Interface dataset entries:
== Segment start ==
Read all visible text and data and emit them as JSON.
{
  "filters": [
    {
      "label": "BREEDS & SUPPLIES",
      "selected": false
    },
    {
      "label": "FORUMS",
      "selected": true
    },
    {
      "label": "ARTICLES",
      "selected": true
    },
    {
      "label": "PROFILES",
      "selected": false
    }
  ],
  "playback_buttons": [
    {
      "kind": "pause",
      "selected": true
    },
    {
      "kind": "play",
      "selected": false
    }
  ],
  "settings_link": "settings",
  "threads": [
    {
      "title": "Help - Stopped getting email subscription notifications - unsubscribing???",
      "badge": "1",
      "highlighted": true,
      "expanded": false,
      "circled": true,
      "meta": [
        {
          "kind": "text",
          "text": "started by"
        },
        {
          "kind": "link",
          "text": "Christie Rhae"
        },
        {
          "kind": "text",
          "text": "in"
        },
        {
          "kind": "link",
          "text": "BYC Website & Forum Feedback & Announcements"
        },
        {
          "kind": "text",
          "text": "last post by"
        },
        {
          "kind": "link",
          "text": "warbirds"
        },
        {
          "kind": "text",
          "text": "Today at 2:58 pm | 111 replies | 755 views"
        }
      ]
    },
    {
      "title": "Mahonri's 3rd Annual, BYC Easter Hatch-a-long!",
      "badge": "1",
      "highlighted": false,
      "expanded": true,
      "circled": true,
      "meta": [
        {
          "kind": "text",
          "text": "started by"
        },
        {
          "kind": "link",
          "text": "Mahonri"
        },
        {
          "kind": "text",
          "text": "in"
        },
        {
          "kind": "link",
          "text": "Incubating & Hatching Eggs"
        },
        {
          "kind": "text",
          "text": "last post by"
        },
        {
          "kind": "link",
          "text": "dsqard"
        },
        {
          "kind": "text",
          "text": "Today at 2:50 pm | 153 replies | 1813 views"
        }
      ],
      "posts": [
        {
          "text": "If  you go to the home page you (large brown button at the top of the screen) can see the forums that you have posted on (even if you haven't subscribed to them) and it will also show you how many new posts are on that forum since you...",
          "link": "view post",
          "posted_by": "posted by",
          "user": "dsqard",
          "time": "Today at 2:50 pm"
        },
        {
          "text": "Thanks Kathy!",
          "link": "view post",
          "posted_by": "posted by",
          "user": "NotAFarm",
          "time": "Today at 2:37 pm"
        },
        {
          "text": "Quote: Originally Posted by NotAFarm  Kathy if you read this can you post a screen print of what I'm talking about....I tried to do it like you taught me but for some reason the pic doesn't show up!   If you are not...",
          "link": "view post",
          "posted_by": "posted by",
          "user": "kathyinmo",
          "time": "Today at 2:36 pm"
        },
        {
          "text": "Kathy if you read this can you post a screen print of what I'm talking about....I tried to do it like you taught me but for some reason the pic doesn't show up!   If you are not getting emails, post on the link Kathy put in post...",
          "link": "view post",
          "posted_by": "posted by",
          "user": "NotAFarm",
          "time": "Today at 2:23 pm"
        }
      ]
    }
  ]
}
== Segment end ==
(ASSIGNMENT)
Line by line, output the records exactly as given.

(YOUR SOLUTION)
Read all visible text and data and emit them as JSON.
{
  "filters": [
    {
      "label": "BREEDS & SUPPLIES",
      "selected": false
    },
    {
      "label": "FORUMS",
      "selected": true
    },
    {
      "label": "ARTICLES",
      "selected": true
    },
    {
      "label": "PROFILES",
      "selected": false
    }
  ],
  "playback_buttons": [
    {
      "kind": "pause",
      "selected": true
    },
    {
      "kind": "play",
      "selected": false
    }
  ],
  "settings_link": "settings",
  "threads": [
    {
      "title": "Help - Stopped getting email subscription notifications - unsubscribing???",
      "badge": "1",
      "highlighted": true,
      "expanded": false,
      "circled": true,
      "meta": [
        {
          "kind": "text",
          "text": "started by"
        },
        {
          "kind": "link",
          "text": "Christie Rhae"
        },
        {
          "kind": "text",
          "text": "in"
        },
        {
          "kind": "link",
          "text": "BYC Website & Forum Feedback & Announcements"
        },
        {
          "kind": "text",
          "text": "last post by"
        },
        {
          "kind": "link",
          "text": "warbirds"
        },
        {
          "kind": "text",
          "text": "Today at 2:58 pm | 111 replies | 755 views"
        }
      ]
    },
    {
      "title": "Mahonri's 3rd Annual, BYC Easter Hatch-a-long!",
      "badge": "1",
      "highlighted": false,
      "expanded": true,
      "circled": true,
      "meta": [
        {
          "kind": "text",
          "text": "started by"
        },
        {
          "kind": "link",
          "text": "Mahonri"
        },
        {
          "kind": "text",
          "text": "in"
        },
        {
          "kind": "link",
          "text": "Incubating & Hatching Eggs"
        },
        {
          "kind": "text",
          "text": "last post by"
        },
        {
          "kind": "link",
          "text": "dsqard"
        },
        {
          "kind": "text",
          "text": "Today at 2:50 pm | 153 replies | 1813 views"
        }
      ],
      "posts": [
        {
          "text": "If  you go to the home page you (large brown button at the top of the screen) can see the forums that you have posted on (even if you haven't subscribed to them) and it will also show you how many new posts are on that forum since you...",
          "link": "view post",
          "posted_by": "posted by",
          "user": "dsqard",
          "time": "Today at 2:50 pm"
        },
        {
          "text": "Thanks Kathy!",
          "link": "view post",
          "posted_by": "posted by",
          "user": "NotAFarm",
          "time": "Today at 2:37 pm"
        },
        {
          "text": "Quote: Originally Posted by NotAFarm  Kathy if you read this can you post a screen print of what I'm talking about....I tried to do it like you taught me but for some reason the pic doesn't show up!   If you are not...",
          "link": "view post",
          "posted_by": "posted by",
          "user": "kathyinmo",
          "time": "Today at 2:36 pm"
        },
        {
          "text": "Kathy if you read this can you post a screen print of what I'm talking about....I tried to do it like you taught me but for some reason the pic doesn't show up!   If you are not getting emails, post on the link Kathy put in post...",
          "link": "view post",
          "posted_by": "posted by",
          "user": "NotAFarm",
          "time": "Today at 2:23 pm"
        }
      ]
    }
  ]
}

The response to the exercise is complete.